    Enter a number in the range 500 through 4096 bytes. This value affects the number of RADIUS challenge/response round-trips required to conclude the TLS exchange. A value of 1400 bytes may result in 6 round-trips, while a value of 500 bytes may result in 15 round-trips.

    Some access points may have problems with RADIUS responses or EAP messages that exceed the size of one Ethernet frame (1500 bytes including IP/UDP headers).

    The default length for TLS messages is 1020 bytes, which prevents the RADIUS challenge response (carried in a UDP packet) from exceeding one Ethernet frame.

  3. In the Max Transaction Time field, enter the maximum number of seconds you want for the EAP-TTLS authentication sequence to complete.
    • Enter a value in the range 1 through 3600 seconds. The default value is 120 seconds.
    • If the authentication sequence takes longer than this setting, user authentication is aborted.
  4. In the Challenge Timeout field, enter the number of seconds after which a challenge request times out.

    You can enter a value greater than or equal to 1 second, but this value must not exceed the value specified in the Max Transaction Time field. The default value is 30 seconds.

  5. Select the Return MPPE Keys check box to specify whether the TTLS authentication method includes RADIUS MS-MPPE-Send-Key and MS-MPPE-Recv-Key attributes in the final RADIUS Access-Accept response sent to the access point.

    Select this check box if the access point needs to key the WEP encryption. If the access point is authenticating only end users and WEP is not being used, you can clear this check box. Disable this option for WiMAX.

  6. Use the TLS Protocol Version list to specify the TLS protocol version on which the server expects the client to initiate the handshake process.

    Valid values are TLSv1, TLSv1.1, and TLSv1.2.

  7. Use the DH Prime Bits list to specify the number of bits in the prime number that the module uses for Diffie-Hellman exponentiation.

    Selecting a longer prime number makes the system less susceptible to certain types of attacks but requires more CPU processing to compute the Diffie-Hellman key agreement operation.

    Valid values are 512, 1024, 1536, 2048, 3072, and 4096 bits.

  8. In the Cipher Suites field, enter the TLS cipher suites (in order of preference) that the server is to use.

    These cipher suites are documented in RFC 2246, The TLS Protocol Version 1, RFC 4346, The TLS Protocol Version 1.1, and RFC 5246, The TLS Protocol Version 1.2.

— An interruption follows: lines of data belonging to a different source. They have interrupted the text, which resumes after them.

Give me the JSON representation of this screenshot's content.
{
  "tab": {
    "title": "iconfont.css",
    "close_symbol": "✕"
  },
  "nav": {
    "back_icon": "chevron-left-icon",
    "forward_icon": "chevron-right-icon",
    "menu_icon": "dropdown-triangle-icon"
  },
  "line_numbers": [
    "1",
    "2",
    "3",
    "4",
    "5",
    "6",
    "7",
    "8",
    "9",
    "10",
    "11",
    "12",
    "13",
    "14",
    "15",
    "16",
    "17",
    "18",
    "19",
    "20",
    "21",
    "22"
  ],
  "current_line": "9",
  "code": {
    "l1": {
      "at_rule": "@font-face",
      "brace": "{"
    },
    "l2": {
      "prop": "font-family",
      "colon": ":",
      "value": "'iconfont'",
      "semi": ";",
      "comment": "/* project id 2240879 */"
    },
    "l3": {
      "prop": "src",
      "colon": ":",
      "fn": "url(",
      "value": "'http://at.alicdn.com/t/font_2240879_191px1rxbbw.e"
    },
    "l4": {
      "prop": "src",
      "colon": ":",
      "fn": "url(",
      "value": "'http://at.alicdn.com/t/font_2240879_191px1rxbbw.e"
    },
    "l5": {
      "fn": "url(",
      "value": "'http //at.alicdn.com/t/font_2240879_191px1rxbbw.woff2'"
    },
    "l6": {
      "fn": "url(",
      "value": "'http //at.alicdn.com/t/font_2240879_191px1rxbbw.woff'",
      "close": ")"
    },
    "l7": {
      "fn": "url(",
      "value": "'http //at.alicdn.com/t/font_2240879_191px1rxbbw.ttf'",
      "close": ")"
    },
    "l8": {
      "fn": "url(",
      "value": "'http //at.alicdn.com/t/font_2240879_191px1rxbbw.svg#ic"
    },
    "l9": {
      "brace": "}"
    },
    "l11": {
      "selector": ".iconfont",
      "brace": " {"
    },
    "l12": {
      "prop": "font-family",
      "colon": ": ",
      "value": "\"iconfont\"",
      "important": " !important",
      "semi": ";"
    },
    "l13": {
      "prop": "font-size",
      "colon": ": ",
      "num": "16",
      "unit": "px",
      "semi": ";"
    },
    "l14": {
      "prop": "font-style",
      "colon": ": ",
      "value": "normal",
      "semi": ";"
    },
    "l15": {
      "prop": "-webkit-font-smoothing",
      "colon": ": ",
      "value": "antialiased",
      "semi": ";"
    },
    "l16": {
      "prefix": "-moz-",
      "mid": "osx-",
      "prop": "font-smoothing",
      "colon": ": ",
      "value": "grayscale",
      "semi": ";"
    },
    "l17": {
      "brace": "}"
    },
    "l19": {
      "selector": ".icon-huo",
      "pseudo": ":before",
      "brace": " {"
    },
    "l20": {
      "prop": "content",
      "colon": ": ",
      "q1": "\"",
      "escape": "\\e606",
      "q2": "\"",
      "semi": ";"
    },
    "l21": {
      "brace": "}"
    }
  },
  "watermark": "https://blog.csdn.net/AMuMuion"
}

    Default value is 0x003C,0x003D,0x0067,0x006B,0x0039,0x0038,
    0x0033,0x0035,0x002F,0x000a,0x0005,0x0004,0x0007
    .

    See Table 36 for the list of tested cipher suites and their TLS protocol versions.

Modified: 2017-09-27